Some quick thoughts about political entrepreneurship

The Wall Street Journal has a weekend interview feature with an entrepreneur who founded Airbnb, a company that has been getting rich by exploiting the so-called “sharing economy.” Overall it’s an interesting read (I think the term “sharing economy” is misleading, but it is a stroke of marketing genius; “I’m not making money: I’m helping people share stuff!”).

However, after reading Rick’s recent thoughts on entrepreneurship and re-reading my own musings on how democracy works, this passage stood out to me like a sore thumb:

By year’s end, Airbnb says it will have booked more overnight stays than the Hilton and InterContinental hotel chains.

As might be expected, hoteliers and hospitality-industry regulators are suspicious of the Airbnb model. In October, New York state sued the company for violating a law passed in 2010—just when Airbnb was picking up steam—barring private citizens from renting an entire apartment for less than 30 days.

Why on earth would New York state undertake such a ridiculous ban? Ostensibly for safety reasons, right? Or maybe to better ensure that labor regulations remain up to par?

The law that hotel chains used to sue its competition strikes me as the perfect example of how cronyism works. The hotel chains are losing some of their market share to innovative competitors, but instead of improving upon their own models they turn to the political process, which (at least in the US) provides guaranteed access to any faction who would like to use it.

Just like in the marketplace, though, guaranteed access does not mean guaranteed results. Enter the entrepreneurial spirit. Except instead of finding ways to make money, the political entrepreneur is finding ways to prevent competition. This second type of entrepreneurship is also driven by self-interest. Libertarians, I think, recognize the dual nature of self-interest (in markets: good; in government: bad), but I cannot think of any literature off the top of my head that deals with this topic.

What I can note is that many people get the nature of self-interest completely wrong. In the minds of many, if not most, people, self-interest is something that only occurs in the marketplace. From this mindset springs many of the fallacies about government regulations and taxes that we often read about in the press. Whether this mindset is a product of genuine or willful ignorance is a topic that I think deserves further scrutiny.

Why is it, for example, that many people do not see that self-interest drives the political process itself? I know that the discipline of ‘political economy’ deals with self-interest in the political process, but even here I see a tendency to treat political entrepreneurs as more noble than the entrepreneur of the marketplace (with a few exceptions, of course). Support for higher taxes on corporations, or support for more stringent government regulations, is often very prominent among the general public and among elites. The general public thinks it is supporting itself against “big corporations” when it supports these policies, as do elites, but in reality these regulations and taxes are driven by an entrepreneurial process that desires to favor one faction over all others.

Am I missing anything? I know I’m missing a bunch of stuff.

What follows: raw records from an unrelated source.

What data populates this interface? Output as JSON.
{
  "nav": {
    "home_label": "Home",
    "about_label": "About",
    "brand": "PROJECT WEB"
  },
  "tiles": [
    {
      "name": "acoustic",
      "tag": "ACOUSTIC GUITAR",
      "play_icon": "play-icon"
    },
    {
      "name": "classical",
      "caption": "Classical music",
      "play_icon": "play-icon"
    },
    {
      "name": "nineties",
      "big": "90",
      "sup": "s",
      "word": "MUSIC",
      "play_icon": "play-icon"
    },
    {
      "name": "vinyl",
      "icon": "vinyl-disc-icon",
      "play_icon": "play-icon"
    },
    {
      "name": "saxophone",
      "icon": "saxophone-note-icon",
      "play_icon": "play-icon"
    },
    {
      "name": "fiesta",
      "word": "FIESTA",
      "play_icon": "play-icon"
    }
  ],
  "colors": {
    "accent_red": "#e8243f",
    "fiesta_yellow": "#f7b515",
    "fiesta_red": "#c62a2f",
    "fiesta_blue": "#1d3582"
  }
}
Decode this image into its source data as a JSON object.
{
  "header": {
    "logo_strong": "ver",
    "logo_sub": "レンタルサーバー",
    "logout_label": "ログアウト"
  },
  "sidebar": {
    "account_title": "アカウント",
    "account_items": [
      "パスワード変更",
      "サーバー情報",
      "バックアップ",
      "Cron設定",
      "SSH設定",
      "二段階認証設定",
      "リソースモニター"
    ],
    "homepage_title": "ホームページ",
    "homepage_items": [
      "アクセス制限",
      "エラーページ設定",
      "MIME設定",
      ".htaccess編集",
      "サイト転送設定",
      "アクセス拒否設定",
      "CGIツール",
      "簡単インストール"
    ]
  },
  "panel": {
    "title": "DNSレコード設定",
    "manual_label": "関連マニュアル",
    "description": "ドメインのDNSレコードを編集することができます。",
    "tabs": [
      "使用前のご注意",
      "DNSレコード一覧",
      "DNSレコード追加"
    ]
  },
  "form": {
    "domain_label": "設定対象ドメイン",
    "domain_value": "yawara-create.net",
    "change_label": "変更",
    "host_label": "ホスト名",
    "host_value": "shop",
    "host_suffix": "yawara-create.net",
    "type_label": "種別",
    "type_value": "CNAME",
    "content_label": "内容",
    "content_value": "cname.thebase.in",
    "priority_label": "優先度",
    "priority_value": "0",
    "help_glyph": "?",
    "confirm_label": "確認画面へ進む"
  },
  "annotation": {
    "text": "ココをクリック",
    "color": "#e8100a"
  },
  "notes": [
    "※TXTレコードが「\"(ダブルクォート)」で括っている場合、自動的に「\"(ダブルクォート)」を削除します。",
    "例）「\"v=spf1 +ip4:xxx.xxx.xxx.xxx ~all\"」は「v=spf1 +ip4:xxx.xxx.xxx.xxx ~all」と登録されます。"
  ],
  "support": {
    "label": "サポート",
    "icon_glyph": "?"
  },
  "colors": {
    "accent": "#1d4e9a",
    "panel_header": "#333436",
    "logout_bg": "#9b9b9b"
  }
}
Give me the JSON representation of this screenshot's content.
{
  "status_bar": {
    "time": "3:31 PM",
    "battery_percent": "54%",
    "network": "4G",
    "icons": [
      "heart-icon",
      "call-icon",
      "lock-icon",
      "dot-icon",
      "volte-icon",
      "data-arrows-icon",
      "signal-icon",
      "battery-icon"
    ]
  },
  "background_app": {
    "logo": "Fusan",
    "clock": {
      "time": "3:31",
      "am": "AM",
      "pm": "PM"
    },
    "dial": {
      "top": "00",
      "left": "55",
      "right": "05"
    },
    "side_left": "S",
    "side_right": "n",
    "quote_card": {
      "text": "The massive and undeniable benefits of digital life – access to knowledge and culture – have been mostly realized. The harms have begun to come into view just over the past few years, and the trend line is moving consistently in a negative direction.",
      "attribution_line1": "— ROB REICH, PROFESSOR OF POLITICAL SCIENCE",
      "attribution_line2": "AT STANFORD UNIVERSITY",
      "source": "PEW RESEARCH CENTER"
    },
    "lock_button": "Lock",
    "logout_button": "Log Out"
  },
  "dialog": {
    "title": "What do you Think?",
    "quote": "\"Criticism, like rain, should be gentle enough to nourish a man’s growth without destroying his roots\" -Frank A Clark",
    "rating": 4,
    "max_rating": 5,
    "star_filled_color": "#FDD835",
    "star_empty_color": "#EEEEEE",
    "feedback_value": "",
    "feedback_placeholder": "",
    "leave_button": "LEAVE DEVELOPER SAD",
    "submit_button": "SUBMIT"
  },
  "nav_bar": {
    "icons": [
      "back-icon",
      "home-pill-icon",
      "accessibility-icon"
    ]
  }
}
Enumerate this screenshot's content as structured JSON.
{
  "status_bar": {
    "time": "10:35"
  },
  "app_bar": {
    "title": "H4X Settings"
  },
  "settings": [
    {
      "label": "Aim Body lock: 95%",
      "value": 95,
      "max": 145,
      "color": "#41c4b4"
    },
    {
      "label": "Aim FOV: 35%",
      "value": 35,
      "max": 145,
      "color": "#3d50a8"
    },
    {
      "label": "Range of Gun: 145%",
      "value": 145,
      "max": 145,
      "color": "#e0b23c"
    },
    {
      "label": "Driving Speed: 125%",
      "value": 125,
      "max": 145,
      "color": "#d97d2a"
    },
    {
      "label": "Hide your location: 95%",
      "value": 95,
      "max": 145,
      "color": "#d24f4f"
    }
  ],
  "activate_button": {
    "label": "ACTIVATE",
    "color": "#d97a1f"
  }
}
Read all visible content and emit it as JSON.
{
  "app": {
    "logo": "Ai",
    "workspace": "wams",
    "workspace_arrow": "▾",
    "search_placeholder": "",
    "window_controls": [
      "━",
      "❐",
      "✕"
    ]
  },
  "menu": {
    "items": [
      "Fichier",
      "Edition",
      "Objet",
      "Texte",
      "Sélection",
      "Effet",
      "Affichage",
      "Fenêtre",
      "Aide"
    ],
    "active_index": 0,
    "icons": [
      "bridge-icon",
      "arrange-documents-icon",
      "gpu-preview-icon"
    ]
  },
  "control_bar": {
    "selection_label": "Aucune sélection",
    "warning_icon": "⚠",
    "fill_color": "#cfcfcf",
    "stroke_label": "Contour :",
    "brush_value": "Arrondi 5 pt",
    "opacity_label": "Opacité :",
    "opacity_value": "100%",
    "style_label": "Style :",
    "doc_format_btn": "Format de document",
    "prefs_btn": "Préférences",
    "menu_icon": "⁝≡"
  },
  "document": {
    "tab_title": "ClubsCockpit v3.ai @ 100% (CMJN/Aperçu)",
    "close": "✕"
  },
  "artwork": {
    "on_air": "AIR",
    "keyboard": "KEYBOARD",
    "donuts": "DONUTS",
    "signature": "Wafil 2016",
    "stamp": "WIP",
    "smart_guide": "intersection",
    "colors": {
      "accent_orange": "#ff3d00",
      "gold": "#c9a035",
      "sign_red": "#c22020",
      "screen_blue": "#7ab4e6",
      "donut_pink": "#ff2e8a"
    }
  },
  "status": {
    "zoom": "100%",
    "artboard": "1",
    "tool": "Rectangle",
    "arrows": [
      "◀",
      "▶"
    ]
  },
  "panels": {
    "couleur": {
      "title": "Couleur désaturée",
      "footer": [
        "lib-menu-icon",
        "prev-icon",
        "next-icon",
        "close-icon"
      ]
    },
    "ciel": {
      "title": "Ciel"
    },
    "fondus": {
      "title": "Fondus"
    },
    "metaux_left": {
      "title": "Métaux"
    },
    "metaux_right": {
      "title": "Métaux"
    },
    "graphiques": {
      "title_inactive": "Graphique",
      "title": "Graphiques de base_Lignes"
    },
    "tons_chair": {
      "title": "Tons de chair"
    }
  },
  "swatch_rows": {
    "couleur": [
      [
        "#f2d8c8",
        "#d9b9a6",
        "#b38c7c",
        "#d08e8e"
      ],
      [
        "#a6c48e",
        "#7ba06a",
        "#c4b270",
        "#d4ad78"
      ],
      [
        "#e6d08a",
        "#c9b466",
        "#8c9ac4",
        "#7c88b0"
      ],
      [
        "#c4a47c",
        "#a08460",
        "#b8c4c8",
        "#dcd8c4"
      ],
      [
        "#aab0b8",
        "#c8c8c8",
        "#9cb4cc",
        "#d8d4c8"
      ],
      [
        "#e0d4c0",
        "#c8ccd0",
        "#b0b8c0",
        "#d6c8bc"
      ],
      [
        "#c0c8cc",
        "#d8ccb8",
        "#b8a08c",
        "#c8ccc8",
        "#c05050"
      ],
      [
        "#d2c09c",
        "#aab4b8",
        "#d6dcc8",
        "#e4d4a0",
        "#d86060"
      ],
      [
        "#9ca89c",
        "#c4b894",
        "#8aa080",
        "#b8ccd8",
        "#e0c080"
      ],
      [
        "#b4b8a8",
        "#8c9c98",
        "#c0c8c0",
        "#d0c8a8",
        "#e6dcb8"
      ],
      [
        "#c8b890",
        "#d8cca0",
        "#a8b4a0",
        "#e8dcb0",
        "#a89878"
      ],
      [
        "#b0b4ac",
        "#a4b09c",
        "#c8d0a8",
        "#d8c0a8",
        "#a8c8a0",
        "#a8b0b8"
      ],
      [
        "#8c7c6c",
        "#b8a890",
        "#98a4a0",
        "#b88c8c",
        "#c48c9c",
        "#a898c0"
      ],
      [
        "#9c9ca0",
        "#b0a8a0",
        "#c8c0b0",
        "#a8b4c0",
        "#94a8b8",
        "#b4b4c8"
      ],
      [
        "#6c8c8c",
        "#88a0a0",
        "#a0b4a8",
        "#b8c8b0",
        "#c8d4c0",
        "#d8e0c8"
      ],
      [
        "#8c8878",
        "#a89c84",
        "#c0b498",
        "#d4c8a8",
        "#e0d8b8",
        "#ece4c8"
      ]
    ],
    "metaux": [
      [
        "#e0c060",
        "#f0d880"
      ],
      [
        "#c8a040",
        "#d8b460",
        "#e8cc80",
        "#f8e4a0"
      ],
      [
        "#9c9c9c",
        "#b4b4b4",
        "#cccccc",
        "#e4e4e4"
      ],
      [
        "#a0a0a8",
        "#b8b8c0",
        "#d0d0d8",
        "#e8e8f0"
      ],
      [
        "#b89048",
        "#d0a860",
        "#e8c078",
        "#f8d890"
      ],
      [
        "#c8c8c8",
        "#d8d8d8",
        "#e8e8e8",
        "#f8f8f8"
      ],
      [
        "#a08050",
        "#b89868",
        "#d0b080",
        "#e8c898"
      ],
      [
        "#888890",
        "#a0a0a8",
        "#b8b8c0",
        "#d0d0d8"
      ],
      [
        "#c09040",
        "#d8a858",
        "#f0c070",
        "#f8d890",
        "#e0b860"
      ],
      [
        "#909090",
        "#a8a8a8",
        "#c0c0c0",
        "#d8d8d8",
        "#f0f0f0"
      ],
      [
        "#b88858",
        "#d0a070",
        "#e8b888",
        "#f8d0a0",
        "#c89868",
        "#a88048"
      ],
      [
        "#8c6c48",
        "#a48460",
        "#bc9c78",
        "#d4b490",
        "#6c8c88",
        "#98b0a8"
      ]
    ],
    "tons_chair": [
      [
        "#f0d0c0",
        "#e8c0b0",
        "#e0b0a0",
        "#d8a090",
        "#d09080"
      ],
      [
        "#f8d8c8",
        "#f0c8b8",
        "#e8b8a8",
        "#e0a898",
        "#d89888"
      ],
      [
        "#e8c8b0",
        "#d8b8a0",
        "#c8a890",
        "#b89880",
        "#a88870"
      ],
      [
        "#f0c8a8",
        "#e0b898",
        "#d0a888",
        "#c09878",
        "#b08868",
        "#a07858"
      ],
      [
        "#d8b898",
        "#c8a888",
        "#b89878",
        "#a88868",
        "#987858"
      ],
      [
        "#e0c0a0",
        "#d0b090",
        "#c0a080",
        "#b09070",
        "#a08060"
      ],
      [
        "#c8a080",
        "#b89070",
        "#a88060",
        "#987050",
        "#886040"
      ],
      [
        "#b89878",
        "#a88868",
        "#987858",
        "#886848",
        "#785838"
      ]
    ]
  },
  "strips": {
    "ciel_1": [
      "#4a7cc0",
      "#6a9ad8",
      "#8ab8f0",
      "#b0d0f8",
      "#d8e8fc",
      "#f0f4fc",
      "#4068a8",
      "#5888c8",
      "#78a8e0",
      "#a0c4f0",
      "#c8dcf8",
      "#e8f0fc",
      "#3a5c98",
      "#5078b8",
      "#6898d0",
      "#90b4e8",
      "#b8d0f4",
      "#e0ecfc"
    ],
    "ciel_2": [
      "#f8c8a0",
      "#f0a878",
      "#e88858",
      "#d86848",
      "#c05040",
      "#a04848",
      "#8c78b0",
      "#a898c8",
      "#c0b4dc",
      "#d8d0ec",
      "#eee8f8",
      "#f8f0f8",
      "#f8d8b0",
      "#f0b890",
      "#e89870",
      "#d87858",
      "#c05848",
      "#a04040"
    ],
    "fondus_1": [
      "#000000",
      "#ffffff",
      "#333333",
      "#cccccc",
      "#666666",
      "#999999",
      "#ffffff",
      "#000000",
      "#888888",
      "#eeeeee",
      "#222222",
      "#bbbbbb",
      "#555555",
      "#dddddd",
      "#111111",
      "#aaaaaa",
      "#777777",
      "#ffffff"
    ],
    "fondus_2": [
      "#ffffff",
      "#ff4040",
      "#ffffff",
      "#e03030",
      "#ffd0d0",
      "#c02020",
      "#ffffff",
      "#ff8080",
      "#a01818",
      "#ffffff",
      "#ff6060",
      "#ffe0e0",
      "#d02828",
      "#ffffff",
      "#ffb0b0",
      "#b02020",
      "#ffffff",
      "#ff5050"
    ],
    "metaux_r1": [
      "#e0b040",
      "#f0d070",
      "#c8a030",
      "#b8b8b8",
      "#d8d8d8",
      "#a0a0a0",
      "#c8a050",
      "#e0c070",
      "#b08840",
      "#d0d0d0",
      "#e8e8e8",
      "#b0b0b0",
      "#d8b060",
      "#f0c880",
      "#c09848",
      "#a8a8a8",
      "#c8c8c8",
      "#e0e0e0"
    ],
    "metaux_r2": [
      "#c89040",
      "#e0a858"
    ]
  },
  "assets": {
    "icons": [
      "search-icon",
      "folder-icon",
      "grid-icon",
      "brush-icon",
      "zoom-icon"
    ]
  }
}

A Drip of Local Flavor

The city of Little Falls, New York is missing nearly 400,000 gallons of water.

Located about twenty-five miles from me; the small central New York city is unable to locate over half of water that had been distributed in 2011.  This amounts to about $300,000 dollars in wasted tax payer dollars and on top of that the city is expected to raise water rates.

Unsure whether the losses are caused by leaks, faulty meters or anything else the lead plant operator Daniel Benett says “”Some of it may be going in the ground. Some of it may be not captured by meters. We don’t really know. That’s why we’re out trying to fix as many leaks as we can,”

The cost of replacing the system is reported at a million dollars a mile which Benett assured citizens “The labor is the smallest cost ’cause the guys have to be here to work anyhow,”

Which  leads me to wonder what are those workers doing on a regular basis if it would cost no additional labor hours to do additional work.